Behind Tadese, Kipruto of Kenya and Cherkos of Ethiopia were working together to catch Tadese. But the pair were unable to gain any ground. Tadese was able to slow down on the final lap, enjoy the cheers of the crowd, and even high-five several fans before breaking the long blue finish tape in 34:20. Cherkos was able to pull away from Kipruto, the defending champion, in the final meters to finish second in 34:31. Kipruto got third, another three seconds behind.
Kenyan marathoners James Kwambai and Robert Kiprono Cheruiyot struggled here today. Kwambai, who has a marathon personal best of 2:04:27, ran most of the race alone in fourth place, which is where he would finish in 35:17, nearly a minute behind Tadese. Cheruiyot, the reigning Boston Marathon champion and course record holder (2:05:52), was visibly laboring throughout the race, and finished seventh in 35:54. The top Italian finisher was former European cross country champion, Gabriele De Nard, who finished fifth in 35:35.

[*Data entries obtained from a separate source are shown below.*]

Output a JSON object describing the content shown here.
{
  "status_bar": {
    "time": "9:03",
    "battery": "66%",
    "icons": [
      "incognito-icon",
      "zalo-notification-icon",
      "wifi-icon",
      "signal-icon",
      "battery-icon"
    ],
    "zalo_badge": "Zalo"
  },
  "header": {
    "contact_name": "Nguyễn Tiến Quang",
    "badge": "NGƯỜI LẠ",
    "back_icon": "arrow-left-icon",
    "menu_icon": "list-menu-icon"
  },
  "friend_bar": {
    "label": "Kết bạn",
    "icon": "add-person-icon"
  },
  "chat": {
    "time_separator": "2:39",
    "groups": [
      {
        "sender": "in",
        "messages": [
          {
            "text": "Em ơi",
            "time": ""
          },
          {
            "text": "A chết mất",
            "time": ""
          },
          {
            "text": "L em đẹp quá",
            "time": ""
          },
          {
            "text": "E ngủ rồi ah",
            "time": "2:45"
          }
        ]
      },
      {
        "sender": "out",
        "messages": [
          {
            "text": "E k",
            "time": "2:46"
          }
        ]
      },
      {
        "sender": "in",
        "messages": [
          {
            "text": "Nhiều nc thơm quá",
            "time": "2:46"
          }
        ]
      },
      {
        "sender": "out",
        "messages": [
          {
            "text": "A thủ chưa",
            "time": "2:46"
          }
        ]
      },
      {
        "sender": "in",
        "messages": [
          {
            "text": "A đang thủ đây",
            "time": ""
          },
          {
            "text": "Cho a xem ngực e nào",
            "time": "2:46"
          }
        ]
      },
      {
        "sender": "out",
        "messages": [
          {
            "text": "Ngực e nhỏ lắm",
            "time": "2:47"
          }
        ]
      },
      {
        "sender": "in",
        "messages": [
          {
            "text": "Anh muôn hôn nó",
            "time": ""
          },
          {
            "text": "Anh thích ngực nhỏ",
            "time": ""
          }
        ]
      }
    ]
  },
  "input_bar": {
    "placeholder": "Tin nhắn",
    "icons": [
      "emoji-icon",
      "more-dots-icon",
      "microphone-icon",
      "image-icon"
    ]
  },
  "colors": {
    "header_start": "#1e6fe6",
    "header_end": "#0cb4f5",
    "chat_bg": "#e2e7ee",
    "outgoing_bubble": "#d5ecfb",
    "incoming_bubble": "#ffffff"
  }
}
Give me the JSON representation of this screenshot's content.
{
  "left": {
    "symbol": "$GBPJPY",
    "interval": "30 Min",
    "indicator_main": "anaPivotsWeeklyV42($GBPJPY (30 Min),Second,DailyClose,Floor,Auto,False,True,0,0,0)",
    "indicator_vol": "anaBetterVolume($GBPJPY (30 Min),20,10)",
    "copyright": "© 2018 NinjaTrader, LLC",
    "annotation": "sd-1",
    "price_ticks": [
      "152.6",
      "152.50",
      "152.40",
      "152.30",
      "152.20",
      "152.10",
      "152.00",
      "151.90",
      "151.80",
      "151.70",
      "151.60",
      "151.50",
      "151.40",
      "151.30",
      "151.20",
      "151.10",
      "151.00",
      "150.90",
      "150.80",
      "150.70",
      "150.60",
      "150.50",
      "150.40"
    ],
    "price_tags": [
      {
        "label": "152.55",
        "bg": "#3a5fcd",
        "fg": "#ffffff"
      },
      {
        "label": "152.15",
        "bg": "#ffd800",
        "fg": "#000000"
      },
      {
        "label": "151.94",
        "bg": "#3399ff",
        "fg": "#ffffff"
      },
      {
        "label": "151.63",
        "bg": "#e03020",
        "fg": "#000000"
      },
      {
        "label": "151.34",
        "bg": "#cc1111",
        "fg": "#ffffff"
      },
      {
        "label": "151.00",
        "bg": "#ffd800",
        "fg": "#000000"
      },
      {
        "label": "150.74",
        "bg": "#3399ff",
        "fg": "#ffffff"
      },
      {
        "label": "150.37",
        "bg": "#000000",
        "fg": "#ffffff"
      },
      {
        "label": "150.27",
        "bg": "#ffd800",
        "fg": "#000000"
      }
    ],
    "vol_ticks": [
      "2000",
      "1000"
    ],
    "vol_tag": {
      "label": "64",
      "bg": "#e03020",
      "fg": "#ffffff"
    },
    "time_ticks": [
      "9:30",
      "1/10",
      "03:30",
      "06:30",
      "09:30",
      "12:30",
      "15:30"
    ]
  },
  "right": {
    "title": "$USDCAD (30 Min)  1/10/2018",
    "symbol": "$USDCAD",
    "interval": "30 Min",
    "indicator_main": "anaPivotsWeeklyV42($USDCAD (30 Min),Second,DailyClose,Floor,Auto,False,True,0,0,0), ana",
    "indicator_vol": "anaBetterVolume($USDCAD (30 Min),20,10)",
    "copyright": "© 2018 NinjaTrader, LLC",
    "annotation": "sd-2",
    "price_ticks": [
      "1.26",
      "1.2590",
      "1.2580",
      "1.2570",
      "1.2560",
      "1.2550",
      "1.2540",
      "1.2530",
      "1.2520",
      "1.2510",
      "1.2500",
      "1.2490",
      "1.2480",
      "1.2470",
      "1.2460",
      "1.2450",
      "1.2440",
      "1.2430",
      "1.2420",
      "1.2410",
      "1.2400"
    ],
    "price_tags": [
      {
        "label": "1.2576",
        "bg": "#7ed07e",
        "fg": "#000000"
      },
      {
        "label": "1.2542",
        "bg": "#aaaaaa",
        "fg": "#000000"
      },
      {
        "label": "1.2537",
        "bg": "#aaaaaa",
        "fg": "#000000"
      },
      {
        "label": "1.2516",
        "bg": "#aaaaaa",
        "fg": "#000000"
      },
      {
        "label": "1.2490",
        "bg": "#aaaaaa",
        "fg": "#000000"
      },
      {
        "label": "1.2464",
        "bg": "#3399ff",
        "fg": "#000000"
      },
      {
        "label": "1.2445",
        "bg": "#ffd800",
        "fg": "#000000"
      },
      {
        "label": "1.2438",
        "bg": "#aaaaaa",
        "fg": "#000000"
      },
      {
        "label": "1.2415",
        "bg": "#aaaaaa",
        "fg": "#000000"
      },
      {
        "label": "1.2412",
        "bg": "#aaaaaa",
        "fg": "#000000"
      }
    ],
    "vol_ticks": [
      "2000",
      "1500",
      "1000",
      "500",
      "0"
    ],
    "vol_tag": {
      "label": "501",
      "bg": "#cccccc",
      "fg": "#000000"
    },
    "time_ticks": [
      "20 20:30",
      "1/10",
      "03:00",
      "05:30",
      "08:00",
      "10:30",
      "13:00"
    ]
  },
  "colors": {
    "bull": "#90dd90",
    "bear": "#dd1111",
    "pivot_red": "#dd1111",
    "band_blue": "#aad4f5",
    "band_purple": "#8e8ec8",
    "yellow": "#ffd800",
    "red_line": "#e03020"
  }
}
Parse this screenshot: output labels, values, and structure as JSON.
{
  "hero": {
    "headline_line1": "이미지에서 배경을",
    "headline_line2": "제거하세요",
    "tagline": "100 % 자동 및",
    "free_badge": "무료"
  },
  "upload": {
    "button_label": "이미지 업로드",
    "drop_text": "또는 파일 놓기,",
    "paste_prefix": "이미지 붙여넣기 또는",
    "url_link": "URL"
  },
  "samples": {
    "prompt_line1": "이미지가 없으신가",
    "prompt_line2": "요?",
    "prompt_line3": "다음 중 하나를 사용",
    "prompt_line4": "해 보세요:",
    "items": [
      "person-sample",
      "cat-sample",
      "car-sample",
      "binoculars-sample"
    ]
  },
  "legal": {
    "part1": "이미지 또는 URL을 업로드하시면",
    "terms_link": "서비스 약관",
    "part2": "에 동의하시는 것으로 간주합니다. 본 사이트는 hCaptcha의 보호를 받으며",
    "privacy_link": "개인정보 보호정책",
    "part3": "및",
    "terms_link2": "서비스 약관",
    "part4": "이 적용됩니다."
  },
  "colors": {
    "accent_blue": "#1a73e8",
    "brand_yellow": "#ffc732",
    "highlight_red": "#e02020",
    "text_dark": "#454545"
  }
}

For Tadese, his next challenge is the Bogotá International Half Marathon next month in Colombia, then he’ll train to defend his IAAF World Half Marathon title in Nanying, China, in October. He said he had no plans to run a marathon in the fall.
Watching today’s race was double-amputee sprinter Oscar Pistorius of South Africa, who trains in Grosseto in Northern Italy and was a special guest of the race. Watching Tadese push his way through the crowd to get to the awards stage where he would receive three enormous trophies, Pistorius marveled at his endurance.
“He’s got to be shattered,” said Pistorius.